Court orders partial release of Dublin child abuse report
The High Court has ruled most of the report of the Dublin Archdiocese Commission of Investigation into the handling by the Catholic Church and State authorities of allegations of suspected child sex abuse by clerics may be published.
However, Mr Justice Paul Gilligan excluded from publication, at least until next May, one chapter of the report related to a particular cleric on grounds it may prejudice criminal proceedings against that cleric. He also directed that some 21 references to the same cleric in other parts of the report should also not be published for now.
The judge adjourned to May 5th next year the issue of whether or not there should be publication then of those parts of the report excluded from publication now.
He said his decision allowing publication of the vast bulk of the report was made after considering and balancing the paramount importance of an accused person’s right to a fair trial, the right of the community to prosecute and the public interest.
Having considered all those factors, he had concluded Chapter 19 and other references in the report to a particular person might prejudice criminal proceedings involving that person and he excluded these from publication until such time as the court directed otherwise.
The judge also noted the Minister for Justice, Equality and Law Reform Dermot Ahern is under a duty to publish the report “as soon as possible”. The report was provided to the Minister by the Commission on July 21st last.
Mr Ahern had applied to the court for directions on publication arising from his concern that publication of some extracts from the report might prejudice criminal proceedings.
Mr Justice Gilligan today gave his reserved judgment on the Minister’s application, made under the Commissions Investigation Act 2004.
The application itself was heard in private on October 1st and 2nd. Four clerics who are defendants in criminal proceedings “relevant to an act or omission in the report” were notice parties to the hearing and the judge heard submissions on their behalf as well as on behalf of the Commission, the Minister, the Director of Public Prosecutions and the Attorney General.
The 2004 Act provides, should the High Court consider publication of all or part of such a report would prejudice criminal proceedings, to direct the report or part of it not be published for a specified period of time. The judge observed the act does not envisage that elements of a report capable of prejudicing criminal proceedings which are pending or in progress should never be published or that the court could permanently censor elements of the report.
He said he had considered it appropriate the application for directions on publication be heard in private and that his decision be delivered in public.
The judge said he had considered the affidavits and submissions in the case and had balanced the “paramount importance” of an accused to a fair trial, the right of the community through the DPP to prosecute and the public interest in the publication of the report.
He could not, in his judgment, set out the specific details of each of the ongoing criminal proceedings involving the notice parties by reason, as submitted by the DPP, of the right of the community to prosecute and the accused persons’ right to a fair trial.
He said he had regard to the nature of the offences which the notice parties were facing in criminal proceedings, the present state of those proceedings and any relevant surrounding circumstances.
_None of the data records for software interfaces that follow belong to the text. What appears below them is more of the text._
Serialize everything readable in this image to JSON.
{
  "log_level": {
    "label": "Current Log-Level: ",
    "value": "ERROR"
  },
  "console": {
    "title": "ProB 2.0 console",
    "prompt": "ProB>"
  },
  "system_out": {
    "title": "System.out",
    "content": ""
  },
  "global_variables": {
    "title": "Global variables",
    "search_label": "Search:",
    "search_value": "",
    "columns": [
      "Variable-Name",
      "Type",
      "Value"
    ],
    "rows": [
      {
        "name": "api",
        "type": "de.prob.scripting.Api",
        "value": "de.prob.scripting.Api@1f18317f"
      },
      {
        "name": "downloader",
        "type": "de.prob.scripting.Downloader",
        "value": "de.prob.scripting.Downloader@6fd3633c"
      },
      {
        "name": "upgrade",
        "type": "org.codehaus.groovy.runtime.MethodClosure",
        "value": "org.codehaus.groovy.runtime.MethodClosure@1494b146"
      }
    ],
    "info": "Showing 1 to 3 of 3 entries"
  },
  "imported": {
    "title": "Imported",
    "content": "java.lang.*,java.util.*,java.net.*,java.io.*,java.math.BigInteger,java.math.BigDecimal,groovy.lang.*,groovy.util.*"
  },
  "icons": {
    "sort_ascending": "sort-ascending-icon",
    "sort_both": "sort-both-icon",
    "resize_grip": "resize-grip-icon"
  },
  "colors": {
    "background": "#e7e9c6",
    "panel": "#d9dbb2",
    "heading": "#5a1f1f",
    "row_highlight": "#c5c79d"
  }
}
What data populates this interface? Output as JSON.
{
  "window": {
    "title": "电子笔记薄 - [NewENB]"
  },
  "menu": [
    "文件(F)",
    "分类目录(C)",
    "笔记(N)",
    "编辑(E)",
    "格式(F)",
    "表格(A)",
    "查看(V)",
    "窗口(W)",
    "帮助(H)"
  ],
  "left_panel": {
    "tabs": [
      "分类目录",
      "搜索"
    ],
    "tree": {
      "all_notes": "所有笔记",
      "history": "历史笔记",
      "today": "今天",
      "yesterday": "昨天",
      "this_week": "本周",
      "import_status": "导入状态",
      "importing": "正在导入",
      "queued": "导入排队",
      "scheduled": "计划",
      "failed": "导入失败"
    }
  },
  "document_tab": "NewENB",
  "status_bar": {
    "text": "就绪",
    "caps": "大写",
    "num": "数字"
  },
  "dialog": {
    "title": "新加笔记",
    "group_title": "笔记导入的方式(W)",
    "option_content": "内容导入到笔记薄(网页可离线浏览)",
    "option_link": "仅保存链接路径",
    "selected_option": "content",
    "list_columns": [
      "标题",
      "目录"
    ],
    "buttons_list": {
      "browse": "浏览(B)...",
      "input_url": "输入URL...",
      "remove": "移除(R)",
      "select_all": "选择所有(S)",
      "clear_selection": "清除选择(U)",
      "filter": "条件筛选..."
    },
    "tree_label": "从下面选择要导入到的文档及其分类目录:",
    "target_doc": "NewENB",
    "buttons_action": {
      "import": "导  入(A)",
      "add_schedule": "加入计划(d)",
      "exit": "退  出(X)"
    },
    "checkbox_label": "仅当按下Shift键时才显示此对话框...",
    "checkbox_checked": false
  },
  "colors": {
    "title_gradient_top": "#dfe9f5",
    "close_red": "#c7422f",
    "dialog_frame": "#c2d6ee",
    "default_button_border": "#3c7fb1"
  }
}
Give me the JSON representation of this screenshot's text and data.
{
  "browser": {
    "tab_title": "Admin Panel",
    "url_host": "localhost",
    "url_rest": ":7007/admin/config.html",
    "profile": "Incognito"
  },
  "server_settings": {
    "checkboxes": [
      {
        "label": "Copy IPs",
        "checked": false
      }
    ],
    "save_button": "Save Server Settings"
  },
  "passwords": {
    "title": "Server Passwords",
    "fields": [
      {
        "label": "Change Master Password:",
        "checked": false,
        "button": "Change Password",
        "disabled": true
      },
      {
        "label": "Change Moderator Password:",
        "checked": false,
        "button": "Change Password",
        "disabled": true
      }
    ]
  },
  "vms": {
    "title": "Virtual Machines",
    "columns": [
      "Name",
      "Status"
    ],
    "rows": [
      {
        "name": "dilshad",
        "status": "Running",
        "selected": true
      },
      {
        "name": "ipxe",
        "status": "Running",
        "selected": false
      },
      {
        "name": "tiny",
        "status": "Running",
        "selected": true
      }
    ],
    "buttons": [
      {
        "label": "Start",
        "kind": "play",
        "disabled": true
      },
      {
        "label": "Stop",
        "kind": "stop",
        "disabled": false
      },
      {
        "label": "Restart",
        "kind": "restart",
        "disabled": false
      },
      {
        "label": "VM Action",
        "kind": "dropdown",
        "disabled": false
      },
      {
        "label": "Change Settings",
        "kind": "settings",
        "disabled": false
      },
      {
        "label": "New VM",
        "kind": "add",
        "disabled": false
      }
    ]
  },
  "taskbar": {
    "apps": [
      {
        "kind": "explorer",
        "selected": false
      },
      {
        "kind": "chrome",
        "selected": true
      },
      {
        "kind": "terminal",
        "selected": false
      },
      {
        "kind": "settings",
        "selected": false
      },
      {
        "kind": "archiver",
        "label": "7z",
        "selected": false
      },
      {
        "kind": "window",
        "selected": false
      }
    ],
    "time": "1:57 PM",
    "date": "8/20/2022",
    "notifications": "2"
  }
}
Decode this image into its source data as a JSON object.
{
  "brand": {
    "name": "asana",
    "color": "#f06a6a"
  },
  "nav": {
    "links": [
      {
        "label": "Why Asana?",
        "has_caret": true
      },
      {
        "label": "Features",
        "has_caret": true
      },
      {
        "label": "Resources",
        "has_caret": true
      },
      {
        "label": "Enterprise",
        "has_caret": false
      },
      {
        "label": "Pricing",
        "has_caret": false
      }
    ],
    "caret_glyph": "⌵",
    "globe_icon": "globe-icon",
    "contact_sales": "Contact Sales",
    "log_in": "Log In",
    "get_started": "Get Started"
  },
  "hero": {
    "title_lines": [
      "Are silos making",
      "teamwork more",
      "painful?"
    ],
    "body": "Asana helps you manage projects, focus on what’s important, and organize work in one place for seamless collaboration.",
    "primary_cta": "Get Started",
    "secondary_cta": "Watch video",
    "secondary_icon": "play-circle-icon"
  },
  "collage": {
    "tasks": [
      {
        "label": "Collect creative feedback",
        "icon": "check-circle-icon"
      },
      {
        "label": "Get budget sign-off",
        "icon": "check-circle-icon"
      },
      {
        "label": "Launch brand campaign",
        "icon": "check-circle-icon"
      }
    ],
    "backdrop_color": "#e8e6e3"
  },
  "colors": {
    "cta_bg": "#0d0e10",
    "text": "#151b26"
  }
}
He also had regard to the likely trial date in conjunction with all of the material in any way relevant to each notice party and to the general content of the report.
He had also taken into account a trial judge can make appropriate rulings, directions and charge to a jury and the “robustness” of the jury system.
Having considered all those factors, he had concluded a specified part of the report - Chapter 19 - and some 21 references in the body of the report to a particular person might prejudice criminal proceedings and these should not be published until the court directed otherwise. He did not consider any separate direction was required with regard to the various other notice parties.
Having given his decision, the judge heard, in private, submissions as to the form of order to be drawn up. This afternoon, the judge made that order public. It excludes from publications the entire of chapter 19 and some 21 other references in the report, including entire paragraphs, particular sentences and particular words.
He also ordered the notice parties should get their costs, on an agreed basis, against the Minister.
The report was compiled followed an investigation by the Commission into how clerical child sex abuse allegations involving a sample of 46 priests were handled by Catholic Church and State authorities in Dublin between January 1st, 1975, and April 30th, 2004.
On receipt of the report last July, Mr Ahern referred it to the Attorney General who, in turn, advised it be referred to the High Court. In doing so, he said he was anxious the matters dealt with in the report were “put into the public domain as quickly as possible”.
He also expressed concern nothing should be done that would harm the prospects of perpetrators of abuse being brought to justice.